* [Work to be completed]: Below are the records; copy each line in which "Buongiorno" can be found.

-.-.-

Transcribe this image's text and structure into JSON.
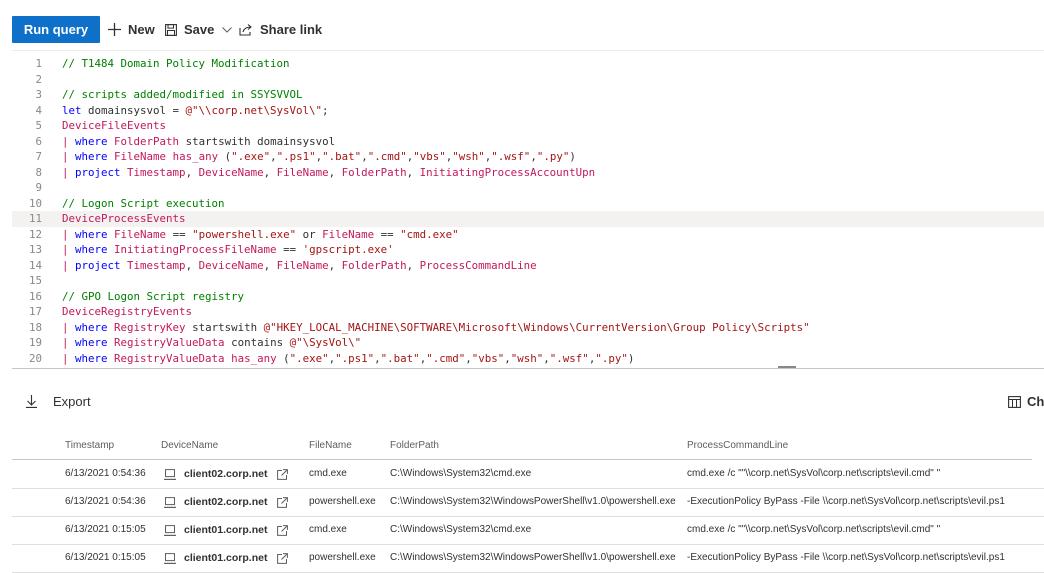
{
  "toolbar": {
    "run_label": "Run query",
    "new_label": "New",
    "save_label": "Save",
    "share_label": "Share link"
  },
  "editor": {
    "lines": [
      {
        "n": "1",
        "tokens": [
          [
            "c",
            "// T1484 Domain Policy Modification"
          ]
        ]
      },
      {
        "n": "2",
        "tokens": []
      },
      {
        "n": "3",
        "tokens": [
          [
            "c",
            "// scripts added/modified in SSYSVVOL"
          ]
        ]
      },
      {
        "n": "4",
        "tokens": [
          [
            "k",
            "let"
          ],
          [
            "o",
            " domainsysvol = "
          ],
          [
            "s",
            "@\"\\\\corp.net\\SysVol\\\""
          ],
          [
            "o",
            ";"
          ]
        ]
      },
      {
        "n": "5",
        "tokens": [
          [
            "t",
            "DeviceFileEvents"
          ]
        ]
      },
      {
        "n": "6",
        "tokens": [
          [
            "p",
            "| "
          ],
          [
            "k",
            "where"
          ],
          [
            "o",
            " "
          ],
          [
            "f",
            "FolderPath"
          ],
          [
            "o",
            " startswith domainsysvol"
          ]
        ]
      },
      {
        "n": "7",
        "tokens": [
          [
            "p",
            "| "
          ],
          [
            "k",
            "where"
          ],
          [
            "o",
            " "
          ],
          [
            "f",
            "FileName"
          ],
          [
            "o",
            " "
          ],
          [
            "f",
            "has_any"
          ],
          [
            "o",
            " ("
          ],
          [
            "s",
            "\".exe\""
          ],
          [
            "o",
            ","
          ],
          [
            "s",
            "\".ps1\""
          ],
          [
            "o",
            ","
          ],
          [
            "s",
            "\".bat\""
          ],
          [
            "o",
            ","
          ],
          [
            "s",
            "\".cmd\""
          ],
          [
            "o",
            ","
          ],
          [
            "s",
            "\"vbs\""
          ],
          [
            "o",
            ","
          ],
          [
            "s",
            "\"wsh\""
          ],
          [
            "o",
            ","
          ],
          [
            "s",
            "\".wsf\""
          ],
          [
            "o",
            ","
          ],
          [
            "s",
            "\".py\""
          ],
          [
            "o",
            ")"
          ]
        ]
      },
      {
        "n": "8",
        "tokens": [
          [
            "p",
            "| "
          ],
          [
            "k",
            "project"
          ],
          [
            "o",
            " "
          ],
          [
            "f",
            "Timestamp"
          ],
          [
            "o",
            ", "
          ],
          [
            "f",
            "DeviceName"
          ],
          [
            "o",
            ", "
          ],
          [
            "f",
            "FileName"
          ],
          [
            "o",
            ", "
          ],
          [
            "f",
            "FolderPath"
          ],
          [
            "o",
            ", "
          ],
          [
            "f",
            "InitiatingProcessAccountUpn"
          ]
        ]
      },
      {
        "n": "9",
        "tokens": []
      },
      {
        "n": "10",
        "tokens": [
          [
            "c",
            "// Logon Script execution"
          ]
        ]
      },
      {
        "n": "11",
        "tokens": [
          [
            "t",
            "DeviceProcessEvents"
          ]
        ],
        "hl": true
      },
      {
        "n": "12",
        "tokens": [
          [
            "p",
            "| "
          ],
          [
            "k",
            "where"
          ],
          [
            "o",
            " "
          ],
          [
            "f",
            "FileName"
          ],
          [
            "o",
            " == "
          ],
          [
            "s",
            "\"powershell.exe\""
          ],
          [
            "o",
            " or "
          ],
          [
            "f",
            "FileName"
          ],
          [
            "o",
            " == "
          ],
          [
            "s",
            "\"cmd.exe\""
          ]
        ]
      },
      {
        "n": "13",
        "tokens": [
          [
            "p",
            "| "
          ],
          [
            "k",
            "where"
          ],
          [
            "o",
            " "
          ],
          [
            "f",
            "InitiatingProcessFileName"
          ],
          [
            "o",
            " == "
          ],
          [
            "s",
            "'gpscript.exe'"
          ]
        ]
      },
      {
        "n": "14",
        "tokens": [
          [
            "p",
            "| "
          ],
          [
            "k",
            "project"
          ],
          [
            "o",
            " "
          ],
          [
            "f",
            "Timestamp"
          ],
          [
            "o",
            ", "
          ],
          [
            "f",
            "DeviceName"
          ],
          [
            "o",
            ", "
          ],
          [
            "f",
            "FileName"
          ],
          [
            "o",
            ", "
          ],
          [
            "f",
            "FolderPath"
          ],
          [
            "o",
            ", "
          ],
          [
            "f",
            "ProcessCommandLine"
          ]
        ]
      },
      {
        "n": "15",
        "tokens": []
      },
      {
        "n": "16",
        "tokens": [
          [
            "c",
            "// GPO Logon Script registry"
          ]
        ]
      },
      {
        "n": "17",
        "tokens": [
          [
            "t",
            "DeviceRegistryEvents"
          ]
        ]
      },
      {
        "n": "18",
        "tokens": [
          [
            "p",
            "| "
          ],
          [
            "k",
            "where"
          ],
          [
            "o",
            " "
          ],
          [
            "f",
            "RegistryKey"
          ],
          [
            "o",
            " startswith "
          ],
          [
            "s",
            "@\"HKEY_LOCAL_MACHINE\\SOFTWARE\\Microsoft\\Windows\\CurrentVersion\\Group Policy\\Scripts\""
          ]
        ]
      },
      {
        "n": "19",
        "tokens": [
          [
            "p",
            "| "
          ],
          [
            "k",
            "where"
          ],
          [
            "o",
            " "
          ],
          [
            "f",
            "RegistryValueData"
          ],
          [
            "o",
            " contains "
          ],
          [
            "s",
            "@\"\\SysVol\\\""
          ]
        ]
      },
      {
        "n": "20",
        "tokens": [
          [
            "p",
            "| "
          ],
          [
            "k",
            "where"
          ],
          [
            "o",
            " "
          ],
          [
            "f",
            "RegistryValueData"
          ],
          [
            "o",
            " "
          ],
          [
            "f",
            "has_any"
          ],
          [
            "o",
            " ("
          ],
          [
            "s",
            "\".exe\""
          ],
          [
            "o",
            ","
          ],
          [
            "s",
            "\".ps1\""
          ],
          [
            "o",
            ","
          ],
          [
            "s",
            "\".bat\""
          ],
          [
            "o",
            ","
          ],
          [
            "s",
            "\".cmd\""
          ],
          [
            "o",
            ","
          ],
          [
            "s",
            "\"vbs\""
          ],
          [
            "o",
            ","
          ],
          [
            "s",
            "\"wsh\""
          ],
          [
            "o",
            ","
          ],
          [
            "s",
            "\".wsf\""
          ],
          [
            "o",
            ","
          ],
          [
            "s",
            "\".py\""
          ],
          [
            "o",
            ")"
          ]
        ]
      }
    ]
  },
  "results": {
    "export_label": "Export",
    "chart_label": "Ch",
    "columns": [
      "Timestamp",
      "DeviceName",
      "FileName",
      "FolderPath",
      "ProcessCommandLine"
    ],
    "rows": [
      {
        "ts": "6/13/2021 0:54:36",
        "dev": "client02.corp.net",
        "file": "cmd.exe",
        "folder": "C:\\Windows\\System32\\cmd.exe",
        "cmd": "cmd.exe /c \"\"\\\\corp.net\\SysVol\\corp.net\\scripts\\evil.cmd\" \""
      },
      {
        "ts": "6/13/2021 0:54:36",
        "dev": "client02.corp.net",
        "file": "powershell.exe",
        "folder": "C:\\Windows\\System32\\WindowsPowerShell\\v1.0\\powershell.exe",
        "cmd": "-ExecutionPolicy ByPass -File \\\\corp.net\\SysVol\\corp.net\\scripts\\evil.ps1"
      },
      {
        "ts": "6/13/2021 0:15:05",
        "dev": "client01.corp.net",
        "file": "cmd.exe",
        "folder": "C:\\Windows\\System32\\cmd.exe",
        "cmd": "cmd.exe /c \"\"\\\\corp.net\\SysVol\\corp.net\\scripts\\evil.cmd\" \""
      },
      {
        "ts": "6/13/2021 0:15:05",
        "dev": "client01.corp.net",
        "file": "powershell.exe",
        "folder": "C:\\Windows\\System32\\WindowsPowerShell\\v1.0\\powershell.exe",
        "cmd": "-ExecutionPolicy ByPass -File \\\\corp.net\\SysVol\\corp.net\\scripts\\evil.ps1"
      }
    ]
  }
}
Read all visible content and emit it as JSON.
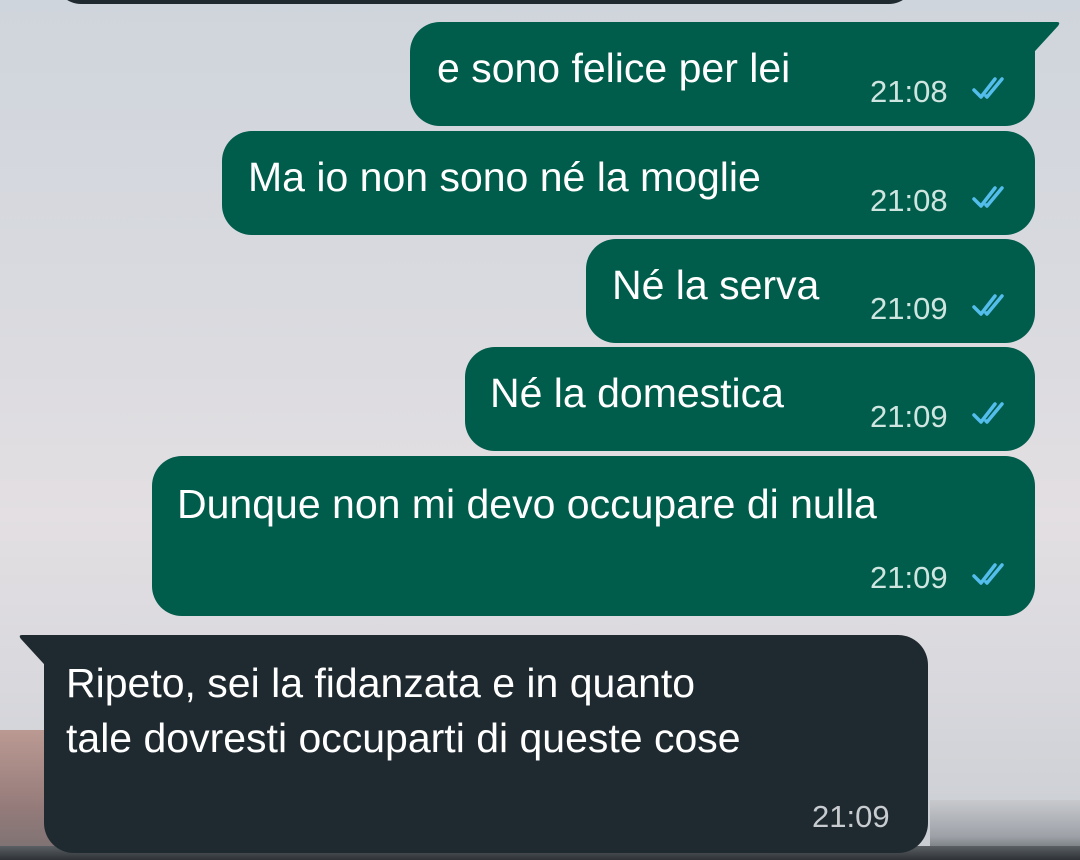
{
  "colors": {
    "outgoing_bubble": "#005c4b",
    "incoming_bubble": "#1f2a30",
    "read_ticks": "#53bdeb",
    "text": "#ffffff"
  },
  "messages": [
    {
      "direction": "outgoing",
      "text": "e sono felice per lei",
      "time": "21:08",
      "status": "read"
    },
    {
      "direction": "outgoing",
      "text": "Ma io non sono né la moglie",
      "time": "21:08",
      "status": "read"
    },
    {
      "direction": "outgoing",
      "text": "Né la serva",
      "time": "21:09",
      "status": "read"
    },
    {
      "direction": "outgoing",
      "text": "Né la domestica",
      "time": "21:09",
      "status": "read"
    },
    {
      "direction": "outgoing",
      "text": "Dunque non mi devo occupare di nulla",
      "time": "21:09",
      "status": "read"
    },
    {
      "direction": "incoming",
      "text_lines": [
        "Ripeto, sei la fidanzata e in quanto",
        "tale dovresti occuparti di queste cose"
      ],
      "time": "21:09"
    }
  ]
}
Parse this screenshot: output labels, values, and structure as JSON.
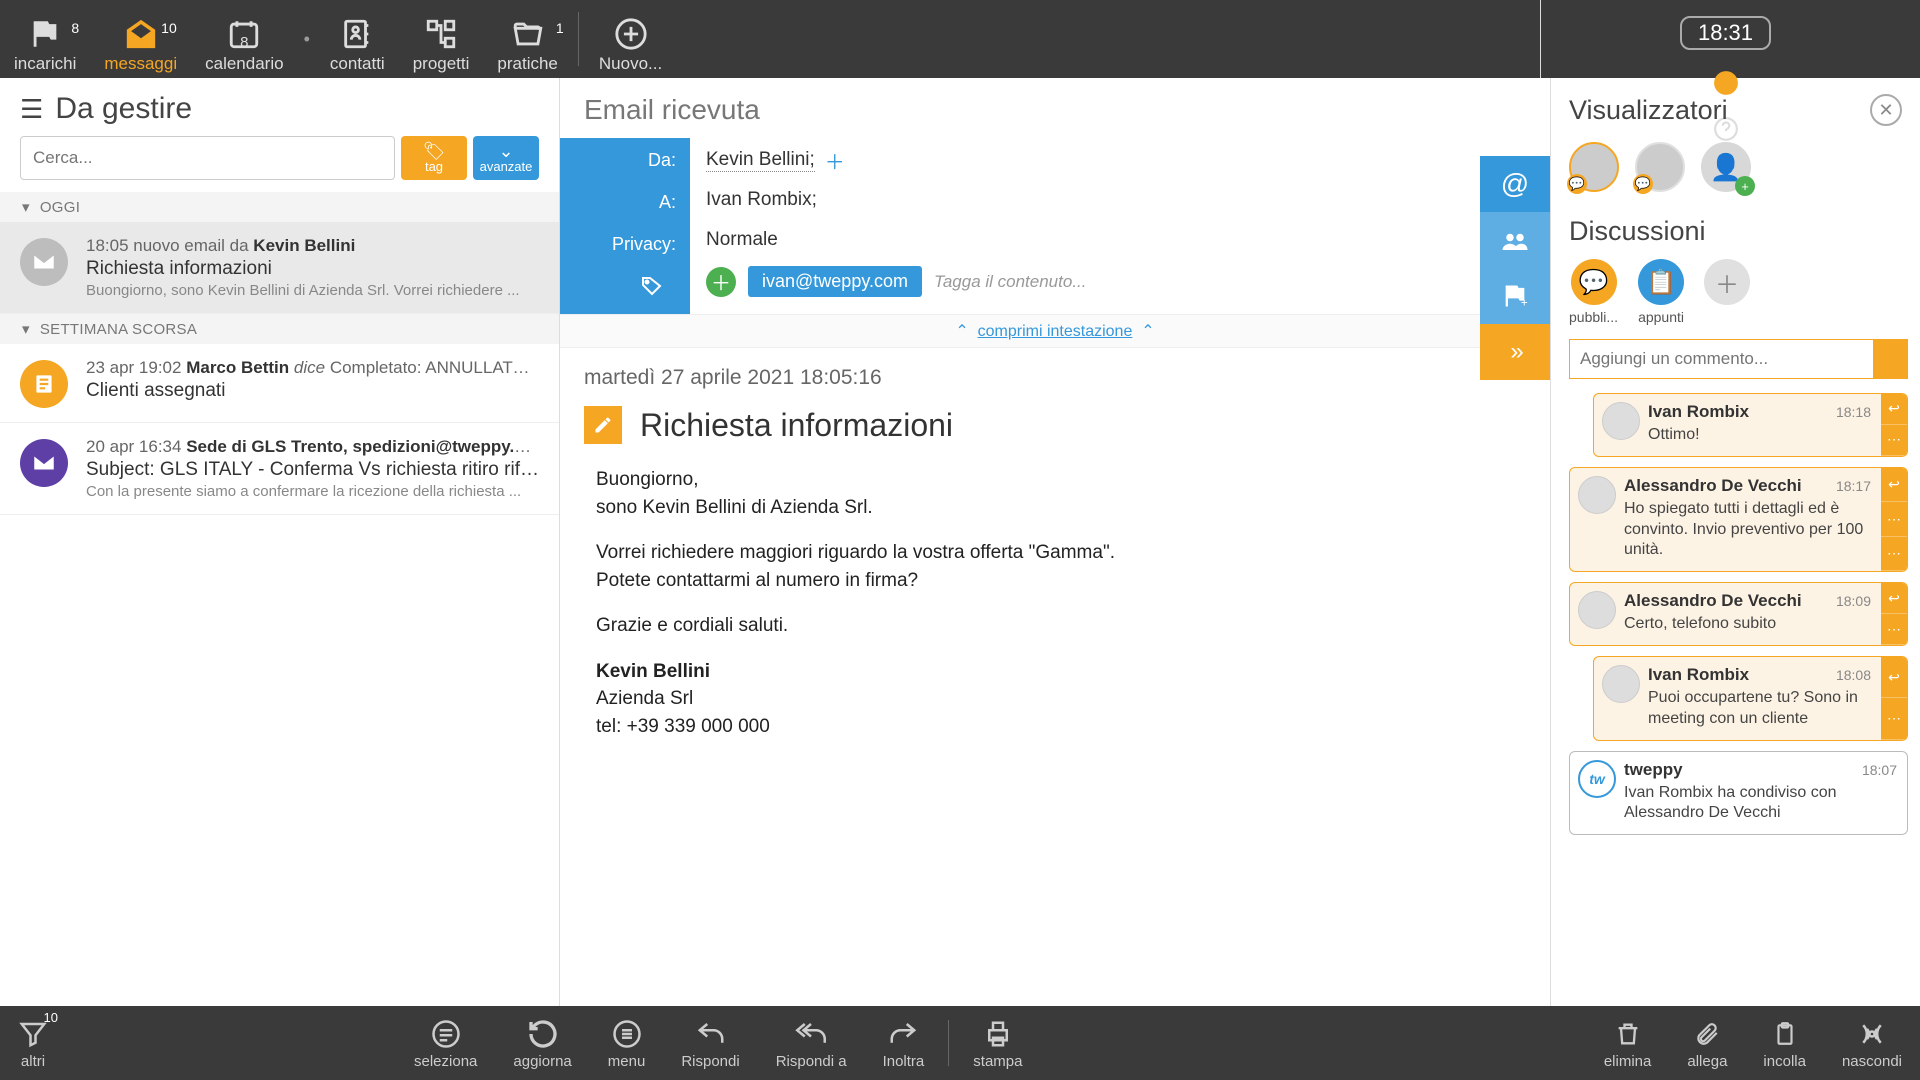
{
  "topnav": {
    "items": [
      {
        "id": "incarichi",
        "label": "incarichi",
        "badge": "8"
      },
      {
        "id": "messaggi",
        "label": "messaggi",
        "badge": "10"
      },
      {
        "id": "calendario",
        "label": "calendario",
        "badge": "8"
      },
      {
        "id": "contatti",
        "label": "contatti"
      },
      {
        "id": "progetti",
        "label": "progetti"
      },
      {
        "id": "pratiche",
        "label": "pratiche",
        "badge": "1"
      },
      {
        "id": "nuovo",
        "label": "Nuovo..."
      }
    ],
    "clock": "18:31"
  },
  "left": {
    "title": "Da gestire",
    "search_placeholder": "Cerca...",
    "tag_label": "tag",
    "adv_label": "avanzate",
    "sections": {
      "today": "OGGI",
      "lastweek": "SETTIMANA SCORSA"
    },
    "items": [
      {
        "section": "today",
        "icon": "gray",
        "line1_pre": "18:05 nuovo email da  ",
        "line1_bold": "Kevin Bellini",
        "title": "Richiesta informazioni",
        "preview": "Buongiorno, sono Kevin Bellini di Azienda Srl. Vorrei richiedere ...",
        "selected": true
      },
      {
        "section": "lastweek",
        "icon": "orange",
        "line1_pre": "23 apr 19:02  ",
        "line1_bold": "Marco Bettin",
        "line1_italic": "  dice ",
        "line1_post": "Completato: ANNULLATO ...",
        "title": "Clienti assegnati",
        "preview": ""
      },
      {
        "section": "lastweek",
        "icon": "purple",
        "line1_pre": "20 apr 16:34  ",
        "line1_bold": "Sede di GLS Trento, spedizioni@tweppy.com",
        "title": "Subject: GLS ITALY - Conferma Vs richiesta ritiro riferi...",
        "preview": "Con la presente siamo a confermare la ricezione della richiesta ..."
      }
    ]
  },
  "email": {
    "header_kind": "Email ricevuta",
    "labels": {
      "from": "Da:",
      "to": "A:",
      "privacy": "Privacy:"
    },
    "from": "Kevin Bellini;",
    "to": "Ivan Rombix;",
    "privacy": "Normale",
    "tag": "ivan@tweppy.com",
    "tag_hint": "Tagga il contenuto...",
    "collapse": "comprimi intestazione",
    "date": "martedì 27 aprile 2021 18:05:16",
    "subject": "Richiesta informazioni",
    "body": {
      "p1": "Buongiorno,",
      "p1b": "sono Kevin Bellini di Azienda Srl.",
      "p2": "Vorrei richiedere maggiori riguardo la vostra offerta \"Gamma\".",
      "p2b": "Potete contattarmi al numero in firma?",
      "p3": "Grazie e cordiali saluti.",
      "sig_name": "Kevin Bellini",
      "sig_company": "Azienda Srl",
      "sig_tel": "tel: +39 339 000 000"
    }
  },
  "right": {
    "viewers_title": "Visualizzatori",
    "discussions_title": "Discussioni",
    "tabs": {
      "public": "pubbli...",
      "notes": "appunti"
    },
    "comment_placeholder": "Aggiungi un commento...",
    "comments": [
      {
        "author": "Ivan Rombix",
        "time": "18:18",
        "text": "Ottimo!",
        "indent": true
      },
      {
        "author": "Alessandro De Vecchi",
        "time": "18:17",
        "text": "Ho spiegato tutti i dettagli ed è convinto. Invio preventivo per 100 unità.",
        "indent": false
      },
      {
        "author": "Alessandro De Vecchi",
        "time": "18:09",
        "text": "Certo, telefono subito",
        "indent": false
      },
      {
        "author": "Ivan Rombix",
        "time": "18:08",
        "text": "Puoi occupartene tu? Sono in meeting con un cliente",
        "indent": true
      },
      {
        "author": "tweppy",
        "time": "18:07",
        "text": "Ivan Rombix ha condiviso con Alessandro De Vecchi",
        "indent": false,
        "system": true
      }
    ]
  },
  "bottom": {
    "items_left": [
      {
        "id": "altri",
        "label": "altri",
        "badge": "10"
      }
    ],
    "items_center": [
      {
        "id": "seleziona",
        "label": "seleziona"
      },
      {
        "id": "aggiorna",
        "label": "aggiorna"
      },
      {
        "id": "menu",
        "label": "menu"
      },
      {
        "id": "rispondi",
        "label": "Rispondi"
      },
      {
        "id": "rispondi_a",
        "label": "Rispondi a"
      },
      {
        "id": "inoltra",
        "label": "Inoltra"
      },
      {
        "id": "stampa",
        "label": "stampa"
      }
    ],
    "items_right": [
      {
        "id": "elimina",
        "label": "elimina"
      },
      {
        "id": "allega",
        "label": "allega"
      },
      {
        "id": "incolla",
        "label": "incolla"
      },
      {
        "id": "nascondi",
        "label": "nascondi"
      }
    ]
  }
}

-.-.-

* [Written solution]:
        "preview": "Buongiorno, sono Kevin Bellini di Azienda Srl. Vorrei richiedere ...",
      "p1": "Buongiorno,",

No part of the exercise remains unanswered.